Currently, I realize that, although these groups are converging, each individual member of a group has a preference for his/her communications. There are some who resonate best with email. There are some who are Facebook addicts and who have tried Twitter but didn't "get it." And there are those who live and breathe Twitter.
So, as somebody who is trying to keep this diverse community engaged, get messages out, and respond to their queries, I believe I have two options. (1) I could try to make them all form-fit into my preferred method of communication, or (2) I can make myself fluid, flexible, and resilient enough that I can be in all of these places. While option #1 would be easiest and most time-effective for me, I believe doing so would push some community members away, most likely never to return again. Certainly, I could pick up new supporters to take their places in number, but each one of these supporters is an "early adopter" to the Lend4Health concept, and as such I think of them as the most important community members. These early adopters are the ones who believed in Lend4Health in its infancy and awkward adolescence yet took a risk to participate, so these are the people who may later spread the word most passionately. As such, I have chosen option #2.
I engage with lenders, curious observers, and loan recipients wherever they are, and wherever they feel comfortable, whether it be Twitter, email, phone, Facebook, or in person. My business card (which I hand out in bulk at autism conferences) includes all the ways I can be found: web, email, Twitter, Facebook, and cell. My email signature (which I use when posting personal questions and comments on autism-related Yahoo groups) includes all of these channels as well.
Is there a risk involved with this? Emphatically, yes. I worry that I will miss a Facebook post from a potential loan recipient. I worry that I cannot successfully "archive" within a specific email folder, an important, relevant communication I receive in a fleeting tweet. I worry that I am so scattered across these tools that I am not present enough on any one of them.
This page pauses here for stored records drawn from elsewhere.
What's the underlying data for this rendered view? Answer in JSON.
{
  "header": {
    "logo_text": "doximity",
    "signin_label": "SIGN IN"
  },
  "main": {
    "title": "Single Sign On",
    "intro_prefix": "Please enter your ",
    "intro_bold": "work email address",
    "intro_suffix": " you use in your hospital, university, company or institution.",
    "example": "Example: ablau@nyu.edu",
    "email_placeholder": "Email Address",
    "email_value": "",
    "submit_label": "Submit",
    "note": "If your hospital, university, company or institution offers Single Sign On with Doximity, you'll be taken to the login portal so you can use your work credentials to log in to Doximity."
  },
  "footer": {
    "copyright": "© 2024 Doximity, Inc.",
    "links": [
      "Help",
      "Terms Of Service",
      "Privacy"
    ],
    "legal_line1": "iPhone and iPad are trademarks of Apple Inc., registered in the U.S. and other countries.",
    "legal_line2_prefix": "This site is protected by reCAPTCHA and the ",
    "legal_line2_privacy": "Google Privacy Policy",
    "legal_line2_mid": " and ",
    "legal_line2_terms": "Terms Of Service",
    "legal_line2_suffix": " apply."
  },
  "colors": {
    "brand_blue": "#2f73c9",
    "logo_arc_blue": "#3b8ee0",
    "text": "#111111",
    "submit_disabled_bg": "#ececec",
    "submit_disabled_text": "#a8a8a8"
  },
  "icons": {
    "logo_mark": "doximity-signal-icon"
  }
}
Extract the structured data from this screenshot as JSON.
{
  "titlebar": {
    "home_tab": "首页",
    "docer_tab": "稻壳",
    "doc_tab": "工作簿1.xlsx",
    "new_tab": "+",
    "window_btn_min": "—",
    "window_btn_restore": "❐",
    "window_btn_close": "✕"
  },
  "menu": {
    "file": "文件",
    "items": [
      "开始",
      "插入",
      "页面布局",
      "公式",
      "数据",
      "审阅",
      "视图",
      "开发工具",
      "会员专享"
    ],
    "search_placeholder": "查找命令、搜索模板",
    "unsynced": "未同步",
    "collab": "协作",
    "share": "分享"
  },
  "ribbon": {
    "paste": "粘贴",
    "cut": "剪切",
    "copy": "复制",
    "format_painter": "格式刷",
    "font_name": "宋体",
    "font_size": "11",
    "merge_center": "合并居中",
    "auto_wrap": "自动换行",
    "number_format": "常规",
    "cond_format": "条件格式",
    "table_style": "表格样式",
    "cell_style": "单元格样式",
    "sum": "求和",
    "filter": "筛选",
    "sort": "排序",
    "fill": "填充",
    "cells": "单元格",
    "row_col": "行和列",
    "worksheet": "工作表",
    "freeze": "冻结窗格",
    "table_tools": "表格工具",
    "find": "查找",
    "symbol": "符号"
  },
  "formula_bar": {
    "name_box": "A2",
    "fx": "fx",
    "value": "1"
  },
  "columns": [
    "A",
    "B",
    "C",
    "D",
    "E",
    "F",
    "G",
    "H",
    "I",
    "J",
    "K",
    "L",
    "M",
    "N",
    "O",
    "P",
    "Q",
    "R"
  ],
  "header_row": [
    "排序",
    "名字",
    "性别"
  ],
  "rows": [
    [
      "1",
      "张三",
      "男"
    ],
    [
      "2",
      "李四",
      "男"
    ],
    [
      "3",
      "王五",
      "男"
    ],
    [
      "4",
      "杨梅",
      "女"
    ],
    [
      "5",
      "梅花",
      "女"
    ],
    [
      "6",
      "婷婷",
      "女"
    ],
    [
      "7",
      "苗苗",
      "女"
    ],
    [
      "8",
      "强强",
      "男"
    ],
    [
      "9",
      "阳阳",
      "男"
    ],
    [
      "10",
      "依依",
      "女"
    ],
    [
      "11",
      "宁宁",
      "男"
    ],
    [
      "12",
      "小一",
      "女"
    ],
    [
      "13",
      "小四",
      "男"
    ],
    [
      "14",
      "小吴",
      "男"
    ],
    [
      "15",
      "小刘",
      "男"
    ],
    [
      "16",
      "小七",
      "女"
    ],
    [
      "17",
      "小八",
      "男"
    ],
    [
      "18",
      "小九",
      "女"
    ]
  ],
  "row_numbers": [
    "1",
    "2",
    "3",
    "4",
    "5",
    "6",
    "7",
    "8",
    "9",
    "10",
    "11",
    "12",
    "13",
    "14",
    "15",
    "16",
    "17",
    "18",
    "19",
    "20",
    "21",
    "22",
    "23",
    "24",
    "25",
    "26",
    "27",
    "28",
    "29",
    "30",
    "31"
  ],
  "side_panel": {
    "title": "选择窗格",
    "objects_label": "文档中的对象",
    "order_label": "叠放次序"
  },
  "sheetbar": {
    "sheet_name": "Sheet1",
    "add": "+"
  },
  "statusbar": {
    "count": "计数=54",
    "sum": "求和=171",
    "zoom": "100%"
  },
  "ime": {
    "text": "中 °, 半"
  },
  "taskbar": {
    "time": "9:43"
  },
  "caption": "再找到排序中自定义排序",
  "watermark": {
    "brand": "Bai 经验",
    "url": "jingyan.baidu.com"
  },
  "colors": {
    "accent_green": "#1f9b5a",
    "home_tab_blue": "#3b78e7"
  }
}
I have recently started using Twitter and Facebook as integral pieces in my (as of yet un-strategic!) communications strategy. Whereas I used to update lenders via email when a loan repayment was made or when a family sent a progress update on their child, I now also post this information for the masses on Twitter and (easily via TweetDeck) on Facebook. The goal is different. For the lenders, my goal in communicating this information via email is to give them updates on their money and their investment, and to keep them engaged on a consistent (usually monthly), ongoing basis. However, when I post this information on Twitter and Facebook, my goal is to plant seeds repeatedly with potential new lenders, but also to communicate transparently and even to archive the process. So, instead of an annual report summarizing the activities of an entire previous year's work, I am giving these updates real-time, as they happen. I do not think that many of my Twitter followers are hanging on the edge of their seats to get these 140-character updates, but, when they are seen over time, I think they provide an underlying sense that Lend4Health is open and transparent with its process, and that there are several points of entry available for a person to ask a question, criticize, laud, or participate in Lend4Health.
I am intrigued to see where this all goes as it relates to Lend4Health and other organizations. It seems that so much of the current thinking and teaching being done is aimed at already-established non-profits who need to learn how to use social media tools in order to keep up with the changing times. I believe it will be informative for many of these non-profits to watch as neonate "clouds" and "tribes" like The Extraordinaries, TuDiabetes, and Lend4Health develop hand-in-hand with, and even from within, social media technologies and applications.
This article was originally posted on My Social Actions at http://my.socialactions.com/profiles/blogs/the-lend4health-journey-social by Tori Tuncan:
Tori is the Founder of Lend4Health.org, which facilitates community-funded, interest-free microloans for those pursuing optimal health.